Peak expiratory flow rate (PEFR), peak flow variability, asthma symptoms, quality of life, change in FEV1 response to bronchodilator, PC20, asthma exacerbations, and treatment failure.

Main results

Regularly scheduled albuterol use differed from as-needed use for 2 outcomes: From the end of the treatment period to the end of the withdrawal period, mean evening PEFR decreased 7.7 L/min in the regularly scheduled albuterol group and increased 1.3 L/min in the as-needed group (P = 0.021 for the difference between groups). From the end of the run-in period to the end of the treatment period, FEV1 response to albuterol increased 1.8% in the regularly scheduled albuterol group and decreased 1.5% in the as-needed group (P = 0.005 for the difference between groups). No difference was seen for changes in morning PEFR, peak flow variability, PC20, FEV1, supplemental albuterol use, exacerbations, symptoms, or treatment failure.

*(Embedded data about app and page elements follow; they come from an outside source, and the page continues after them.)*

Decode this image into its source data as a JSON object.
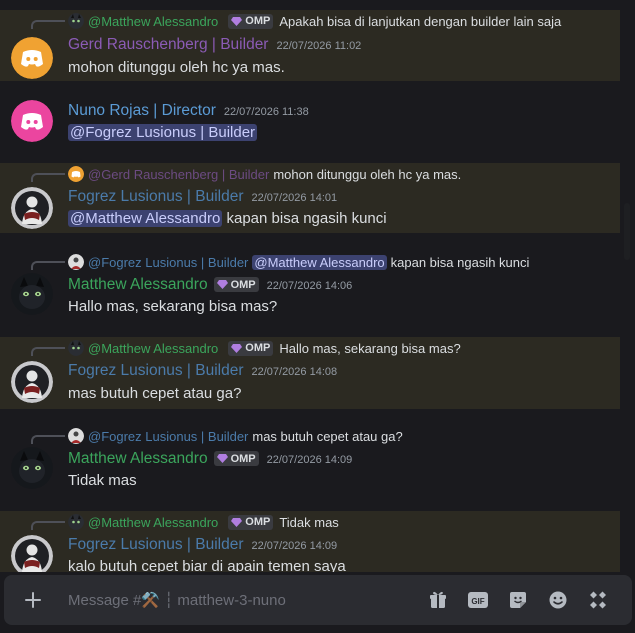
{
  "messages": [
    {
      "reply": {
        "name": "@Matthew Alessandro",
        "tag": "OMP",
        "text": "Apakah bisa di lanjutkan dengan builder lain saja"
      },
      "author": "Gerd Rauschenberg | Builder",
      "timestamp": "22/07/2026 11:02",
      "text": "mohon ditunggu oleh hc ya mas."
    },
    {
      "author": "Nuno Rojas | Director",
      "timestamp": "22/07/2026 11:38",
      "mention": "@Fogrez Lusionus | Builder"
    },
    {
      "reply": {
        "name": "@Gerd Rauschenberg | Builder",
        "text": "mohon ditunggu oleh hc ya mas."
      },
      "author": "Fogrez Lusionus | Builder",
      "timestamp": "22/07/2026 14:01",
      "mention": "@Matthew Alessandro",
      "text": "kapan bisa ngasih kunci"
    },
    {
      "reply": {
        "name": "@Fogrez Lusionus | Builder",
        "mention": "@Matthew Alessandro",
        "text": "kapan bisa ngasih kunci"
      },
      "author": "Matthew Alessandro",
      "tag": "OMP",
      "timestamp": "22/07/2026 14:06",
      "text": "Hallo mas, sekarang bisa mas?"
    },
    {
      "reply": {
        "name": "@Matthew Alessandro",
        "tag": "OMP",
        "text": "Hallo mas, sekarang bisa mas?"
      },
      "author": "Fogrez Lusionus | Builder",
      "timestamp": "22/07/2026 14:08",
      "text": "mas butuh cepet atau ga?"
    },
    {
      "reply": {
        "name": "@Fogrez Lusionus | Builder",
        "text": "mas butuh cepet atau ga?"
      },
      "author": "Matthew Alessandro",
      "tag": "OMP",
      "timestamp": "22/07/2026 14:09",
      "text": "Tidak mas"
    },
    {
      "reply": {
        "name": "@Matthew Alessandro",
        "tag": "OMP",
        "text": "Tidak mas"
      },
      "author": "Fogrez Lusionus | Builder",
      "timestamp": "22/07/2026 14:09",
      "text": "kalo butuh cepet biar di apain temen saya"
    }
  ],
  "composer": {
    "placeholder": "Message #⚒️ ┆ matthew-3-nuno"
  },
  "icons": [
    "plus-icon",
    "gift-icon",
    "gif-icon",
    "sticker-icon",
    "emoji-icon",
    "apps-icon"
  ],
  "colors": {
    "background": "#1a1a1e",
    "highlight": "#2c2a22",
    "mention_bg": "#3c4270",
    "discord": "#5865f2"
  }
}
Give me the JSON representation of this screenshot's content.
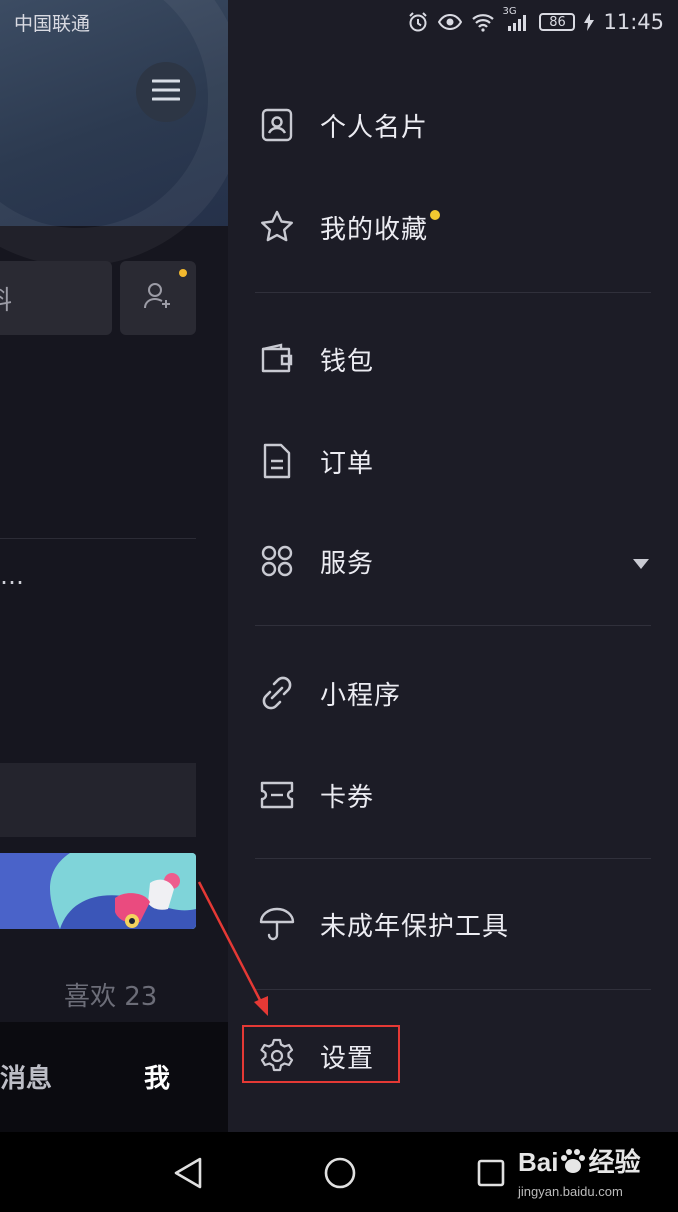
{
  "status_bar": {
    "carrier": "中国联通",
    "network": "3G",
    "battery": "86",
    "time": "11:45"
  },
  "background_app": {
    "edit_button_partial": "料",
    "ellipsis": "…",
    "likes": "喜欢 23",
    "nav_messages": "消息",
    "nav_me": "我"
  },
  "drawer": {
    "items": [
      {
        "label": "个人名片",
        "icon": "contact-card-icon"
      },
      {
        "label": "我的收藏",
        "icon": "star-icon"
      },
      {
        "label": "钱包",
        "icon": "wallet-icon"
      },
      {
        "label": "订单",
        "icon": "order-document-icon"
      },
      {
        "label": "服务",
        "icon": "services-grid-icon"
      },
      {
        "label": "小程序",
        "icon": "mini-program-link-icon"
      },
      {
        "label": "卡券",
        "icon": "coupon-ticket-icon"
      },
      {
        "label": "未成年保护工具",
        "icon": "umbrella-icon"
      },
      {
        "label": "设置",
        "icon": "gear-icon"
      }
    ],
    "accent_colors": {
      "badge": "#f2c830",
      "highlight": "#e53935"
    }
  },
  "watermark": {
    "logo_prefix": "Bai",
    "logo_suffix": "经验",
    "url": "jingyan.baidu.com"
  }
}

In mild asthma, the regularly scheduled use of albuterol, compared with as-needed use, had no deleterious effect on asthma control but also did not confer any additional benefit.

Source of funding: National Institutes of Health.

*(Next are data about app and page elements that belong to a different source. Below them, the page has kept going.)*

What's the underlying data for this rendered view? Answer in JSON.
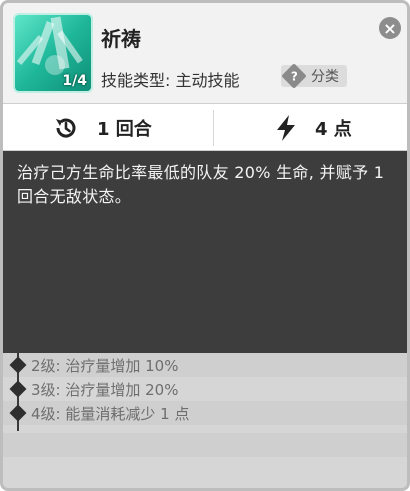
{
  "skill": {
    "name": "祈祷",
    "level_label": "1/4",
    "type_text": "技能类型: 主动技能",
    "category_icon": "?",
    "category_label": "分类",
    "close_symbol": "×"
  },
  "stats": {
    "turns_icon": "history-icon",
    "turns": "1 回合",
    "energy_icon": "lightning-icon",
    "energy": "4 点"
  },
  "description": "治疗己方生命比率最低的队友 20% 生命, 并赋予 1 回合无敌状态。",
  "upgrades": [
    {
      "label": "2级: 治疗量增加 10%"
    },
    {
      "label": "3级: 治疗量增加 20%"
    },
    {
      "label": "4级: 能量消耗减少 1 点"
    }
  ],
  "colors": {
    "icon_accent": "#1fb79a",
    "description_bg": "#3d3d3d",
    "upgrade_text": "#6e6e6e"
  }
}
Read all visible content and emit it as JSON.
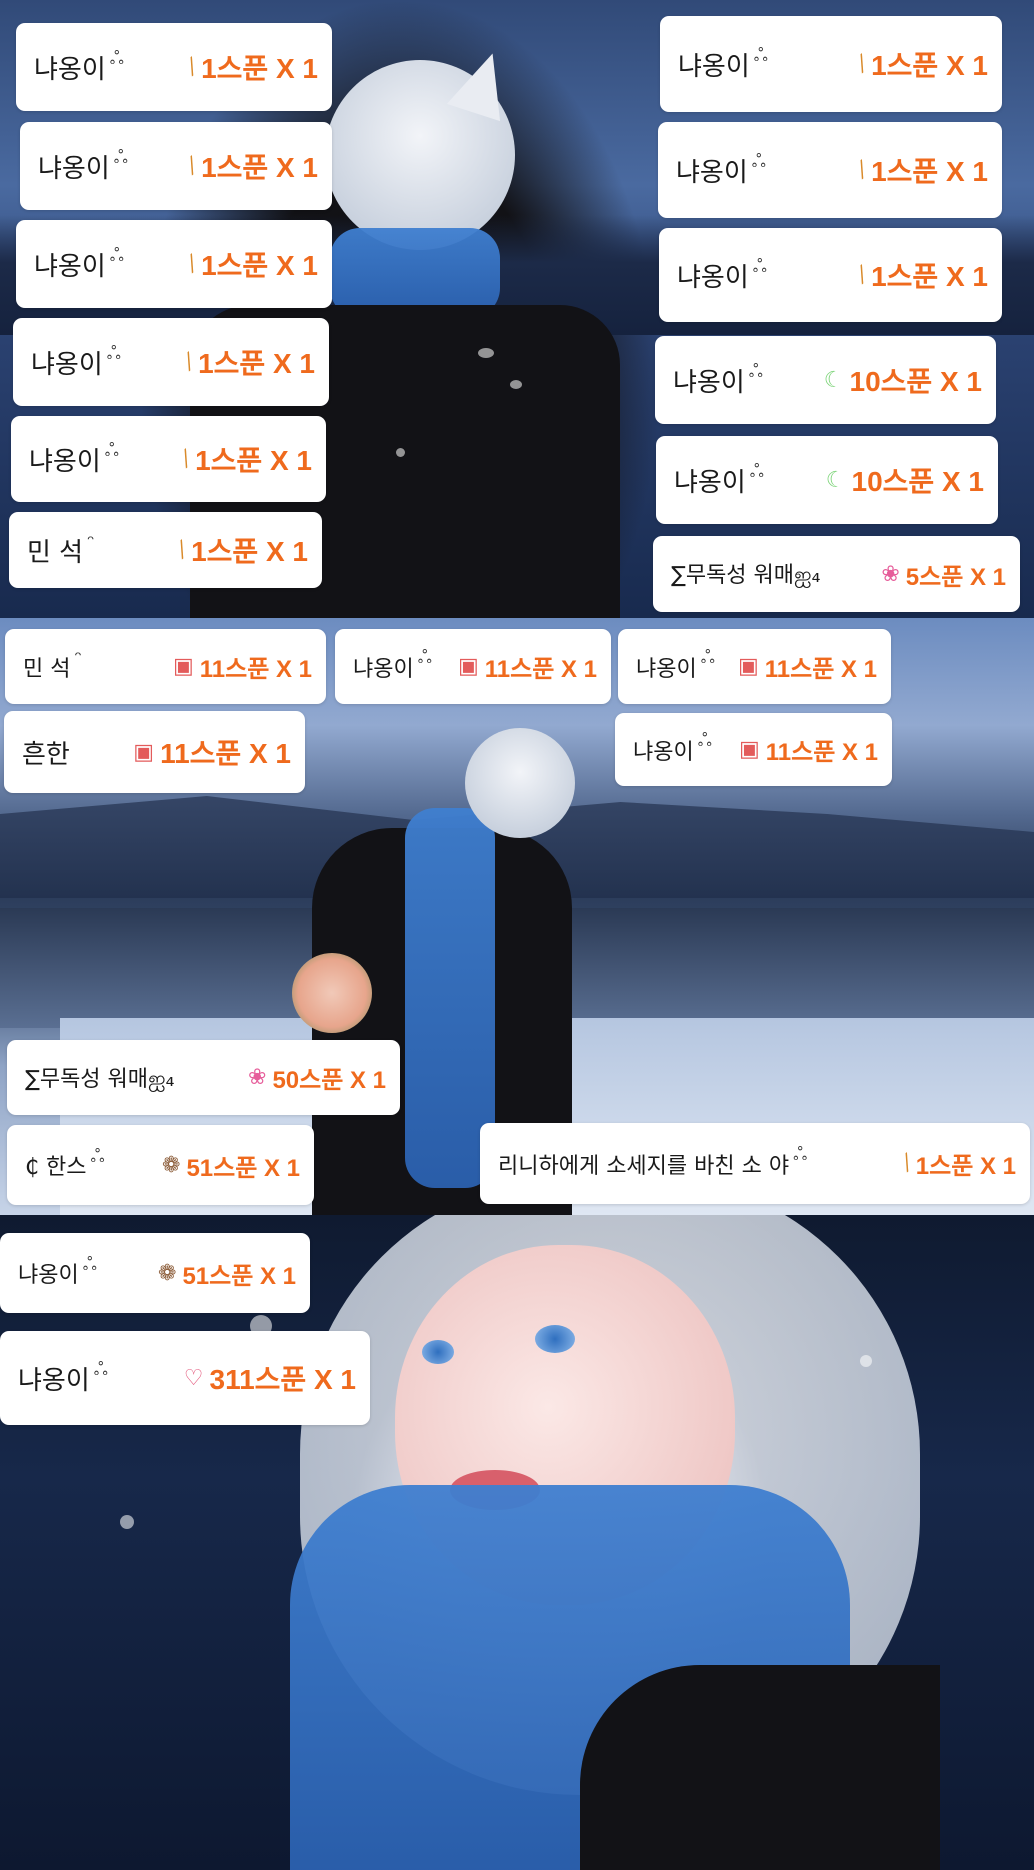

For article reprint: Dr. J.M. Drazen, Respiratory Disease Division, Brigham and Women's Hospital, 75 Francis Street, Boston, MA 02115, USA. FAX 617-732-7421.


An unanswered question in asthma management is what to do with patients who have mild asthma and are not adequately treated with as-needed, short-acting, inhaled β-agonists. Current guidelines recommend that regularly scheduled inhaled β-agonists be considered part of a more intensive therapy regimen in patients whose condition is not controlled with as-needed β-agonists; however, studies in patients with more severe asthma have raised the issue of an association between increased airway hyperresponsiveness and the regular use of these inhaled agents (1, 2).

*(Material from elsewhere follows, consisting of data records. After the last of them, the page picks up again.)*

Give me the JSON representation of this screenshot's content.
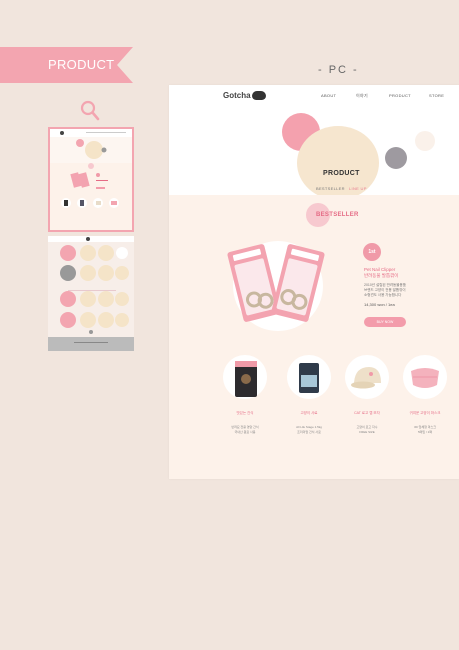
{
  "section_label": "PRODUCT",
  "pc_label": "- PC -",
  "site": {
    "logo_text": "Gotcha",
    "nav": [
      "ABOUT",
      "이야기",
      "PRODUCT",
      "STORE"
    ]
  },
  "hero": {
    "title": "PRODUCT",
    "sub_prefix": "BESTSELLER",
    "sub_suffix": "LINE UP"
  },
  "bestseller": {
    "title": "BESTSELLER",
    "badge": "1st",
    "name_en": "Pet Nail Clipper",
    "name_kr": "반려동물 발톱깎이",
    "desc": [
      "2010년 설립된 반려동물용품",
      "브랜드 고양이 전용 발톱깎이",
      "소형견도 사용 가능합니다"
    ],
    "price": "14,300 won / 1ea",
    "button": "BUY NOW"
  },
  "products": [
    {
      "name": "맛있는 간식",
      "sub": "반려묘 전용 영양 간식",
      "sub2": "국내산 원료 사용"
    },
    {
      "name": "고양이 사료",
      "sub": "All Life Stage 1.5kg",
      "sub2": "프리미엄 건식 사료"
    },
    {
      "name": "CAT 로고 캡 모자",
      "sub": "고양이 로고 자수",
      "sub2": "FREE SIZE"
    },
    {
      "name": "귀여운 고양이 마스크",
      "sub": "3D 입체형 마스크",
      "sub2": "5매입 / 1팩"
    }
  ],
  "colors": {
    "accent": "#f3a5b0",
    "pink": "#e56b85",
    "background": "#f1e5dd"
  }
}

Drazen and colleagues address the question of whether regularly scheduled inhaled β-agonists provide additional clinical benefit or result in any deleterious effects in patients with mild asthma who previously found adequate relief by inhaling these agents on an as-needed basis. Some limitations of this study deserve mention. First, the patients had extremely mild asthma and a mean daily β-agonist use of only 1.5 puffs/d, had a morning PEFR of approximately 420 L/min, and were studied for a relatively short period. These patients would most likely use an inhaled β-agonist as their sole asthma treatment; therefore, the results should not be extrapolated to patients with more severe asthma. Second, although the study duration was adequate based on previous work by Sears and colleagues (2), the outcome is uncertain for patients with mild asthma who receive regularly scheduled β-agonists for a longer period. The study by Drazen and colleagues does provide some reassurance that regular use of these agents does not result in substantial increases in bronchial hyperreactivity or loss of asthma control in patients with mild asthma who received this treatment for 16 weeks; however, the study was not designed to identify subsets of patients with mild asthma in whom constant β-stimulation would be harmful. This remains an open and unexplored facet of the ongoing β-agonist controversy. Nevertheless, the finding that regularly scheduled inhaled β-agonists had no additional efficacy, combined with the remaining safety concerns, supports the recommendation that they be used only on an as-needed basis in the management of asthma.

Peter K. Honig, MD
U.S. Food and Drug AdministrationRockville, Maryland, USA


1. National Heart, Lung, and Blood Institute. Guidelines for the Diagnosis and Management of Asthma. U.S. Department of Health and Human Services, publication no. 91-3042. Bethesda: National Institutes of Health; 1991.

2. Sears MR, Taylor DR, Print CG, et al. Lancet. 1990;336:1391-6.